Exercise material section start
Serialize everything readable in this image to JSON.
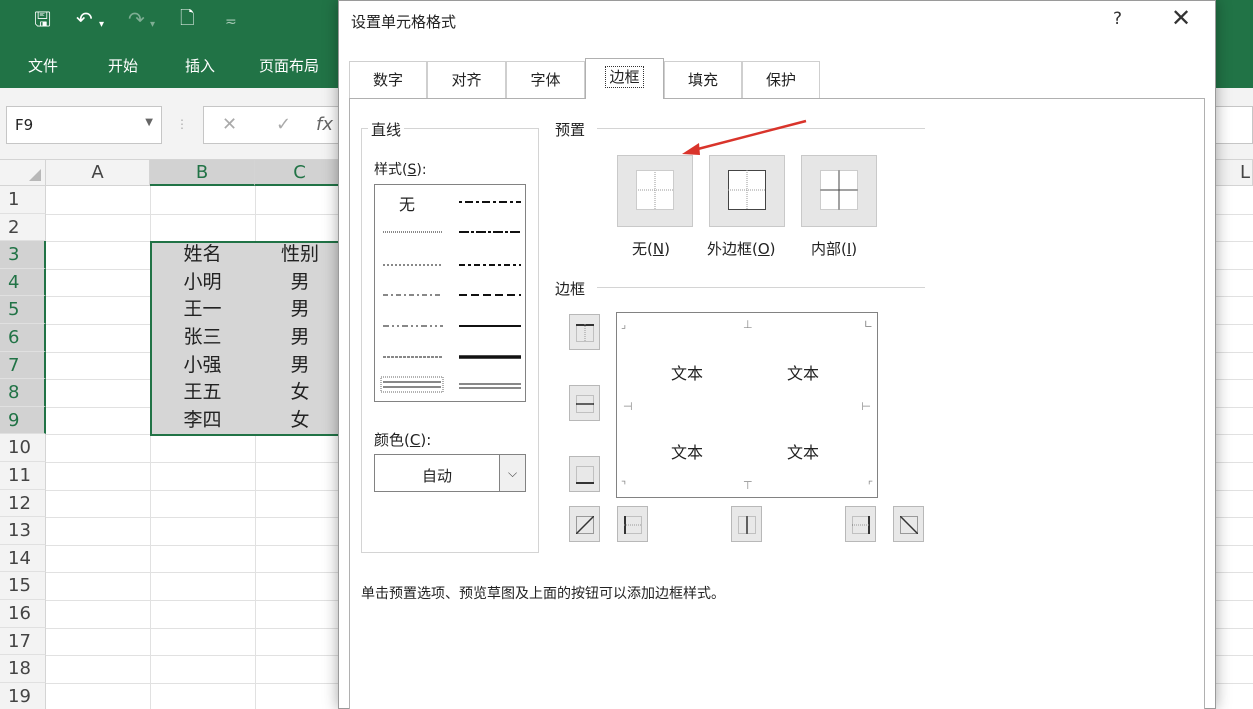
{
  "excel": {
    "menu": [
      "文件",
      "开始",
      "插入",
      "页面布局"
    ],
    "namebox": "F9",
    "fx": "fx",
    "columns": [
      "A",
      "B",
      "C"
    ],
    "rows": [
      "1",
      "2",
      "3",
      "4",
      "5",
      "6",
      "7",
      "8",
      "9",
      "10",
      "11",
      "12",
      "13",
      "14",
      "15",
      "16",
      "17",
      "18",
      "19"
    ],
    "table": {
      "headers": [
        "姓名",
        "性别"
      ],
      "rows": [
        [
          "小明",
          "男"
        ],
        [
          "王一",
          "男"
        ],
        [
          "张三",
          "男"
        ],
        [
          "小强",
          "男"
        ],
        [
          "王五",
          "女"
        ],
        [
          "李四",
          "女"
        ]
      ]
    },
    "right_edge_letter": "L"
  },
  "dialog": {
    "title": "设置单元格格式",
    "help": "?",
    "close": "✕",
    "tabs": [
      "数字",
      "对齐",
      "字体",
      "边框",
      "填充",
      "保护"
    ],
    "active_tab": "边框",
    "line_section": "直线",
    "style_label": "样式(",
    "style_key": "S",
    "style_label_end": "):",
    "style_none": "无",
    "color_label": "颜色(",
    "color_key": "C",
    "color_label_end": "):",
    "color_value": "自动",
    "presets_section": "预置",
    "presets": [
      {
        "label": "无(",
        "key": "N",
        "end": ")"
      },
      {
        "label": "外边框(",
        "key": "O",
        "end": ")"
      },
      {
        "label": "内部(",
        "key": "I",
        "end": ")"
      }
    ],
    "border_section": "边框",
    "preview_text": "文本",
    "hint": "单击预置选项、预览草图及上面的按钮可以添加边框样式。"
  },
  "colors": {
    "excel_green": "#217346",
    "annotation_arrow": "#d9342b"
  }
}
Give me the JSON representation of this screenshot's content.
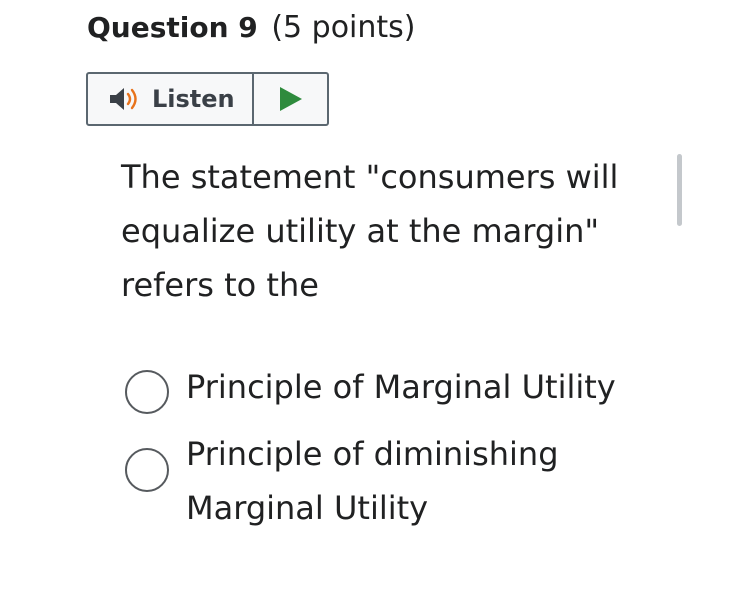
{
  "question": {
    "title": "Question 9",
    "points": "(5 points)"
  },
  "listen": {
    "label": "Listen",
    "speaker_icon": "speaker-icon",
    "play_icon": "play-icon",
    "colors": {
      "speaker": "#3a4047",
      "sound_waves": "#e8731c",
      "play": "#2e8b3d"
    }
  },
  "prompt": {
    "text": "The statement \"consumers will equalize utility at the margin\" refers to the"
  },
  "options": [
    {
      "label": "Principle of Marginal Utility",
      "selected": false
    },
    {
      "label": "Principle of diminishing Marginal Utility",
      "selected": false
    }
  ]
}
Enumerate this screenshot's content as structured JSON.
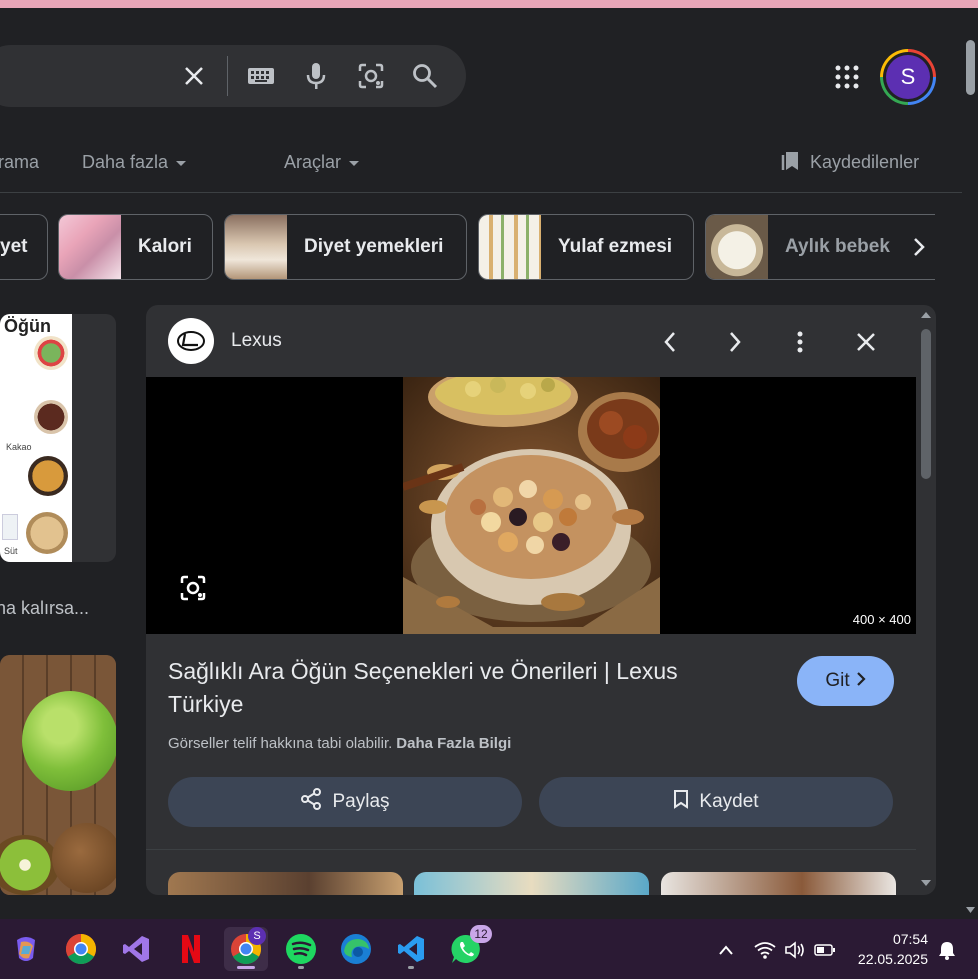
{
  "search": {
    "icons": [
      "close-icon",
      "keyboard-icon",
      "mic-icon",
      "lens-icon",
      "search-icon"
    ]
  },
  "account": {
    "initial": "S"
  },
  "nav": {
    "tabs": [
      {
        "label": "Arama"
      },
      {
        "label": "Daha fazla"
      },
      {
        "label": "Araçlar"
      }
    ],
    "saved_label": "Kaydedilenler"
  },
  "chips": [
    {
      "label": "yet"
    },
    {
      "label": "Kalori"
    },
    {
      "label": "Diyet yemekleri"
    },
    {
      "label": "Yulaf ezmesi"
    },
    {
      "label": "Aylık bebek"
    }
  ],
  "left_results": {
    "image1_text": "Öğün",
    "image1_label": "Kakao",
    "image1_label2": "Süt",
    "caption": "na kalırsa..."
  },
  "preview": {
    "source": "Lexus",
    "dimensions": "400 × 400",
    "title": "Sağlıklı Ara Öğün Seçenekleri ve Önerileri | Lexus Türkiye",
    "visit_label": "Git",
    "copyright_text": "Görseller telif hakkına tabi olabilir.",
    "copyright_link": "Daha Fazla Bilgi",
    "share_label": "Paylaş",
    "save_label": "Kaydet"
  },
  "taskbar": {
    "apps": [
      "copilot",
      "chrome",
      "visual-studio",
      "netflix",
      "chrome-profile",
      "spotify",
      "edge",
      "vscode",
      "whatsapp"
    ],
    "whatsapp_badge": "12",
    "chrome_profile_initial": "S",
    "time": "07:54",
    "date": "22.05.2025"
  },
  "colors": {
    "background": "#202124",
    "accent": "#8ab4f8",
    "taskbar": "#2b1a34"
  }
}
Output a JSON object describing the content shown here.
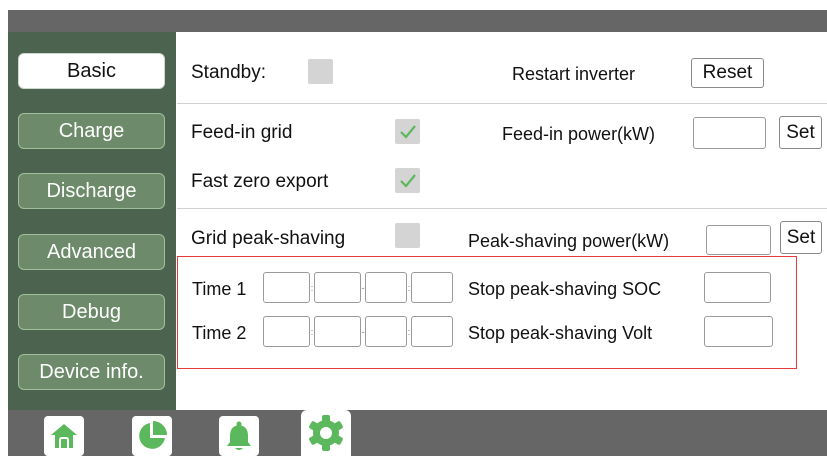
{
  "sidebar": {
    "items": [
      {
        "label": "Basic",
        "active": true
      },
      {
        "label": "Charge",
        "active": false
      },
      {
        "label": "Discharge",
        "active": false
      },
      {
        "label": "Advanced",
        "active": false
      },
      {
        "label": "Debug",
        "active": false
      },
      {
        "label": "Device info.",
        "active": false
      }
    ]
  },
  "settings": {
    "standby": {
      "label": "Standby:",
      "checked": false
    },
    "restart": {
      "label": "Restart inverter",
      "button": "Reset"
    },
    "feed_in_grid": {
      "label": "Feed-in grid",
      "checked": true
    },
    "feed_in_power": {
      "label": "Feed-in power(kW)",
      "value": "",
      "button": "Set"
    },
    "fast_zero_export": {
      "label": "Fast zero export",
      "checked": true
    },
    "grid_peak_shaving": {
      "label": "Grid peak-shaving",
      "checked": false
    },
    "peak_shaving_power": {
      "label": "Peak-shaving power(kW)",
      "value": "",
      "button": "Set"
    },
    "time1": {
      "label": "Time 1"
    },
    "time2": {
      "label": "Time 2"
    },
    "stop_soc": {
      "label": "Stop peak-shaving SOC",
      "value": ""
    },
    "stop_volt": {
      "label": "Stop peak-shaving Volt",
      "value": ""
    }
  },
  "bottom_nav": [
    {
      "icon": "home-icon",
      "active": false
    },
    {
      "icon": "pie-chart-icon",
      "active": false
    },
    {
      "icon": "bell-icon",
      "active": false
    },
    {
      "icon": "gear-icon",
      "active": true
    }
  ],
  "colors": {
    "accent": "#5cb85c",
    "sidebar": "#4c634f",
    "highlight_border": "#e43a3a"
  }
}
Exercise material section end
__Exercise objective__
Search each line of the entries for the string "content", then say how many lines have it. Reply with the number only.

__Task answer__
3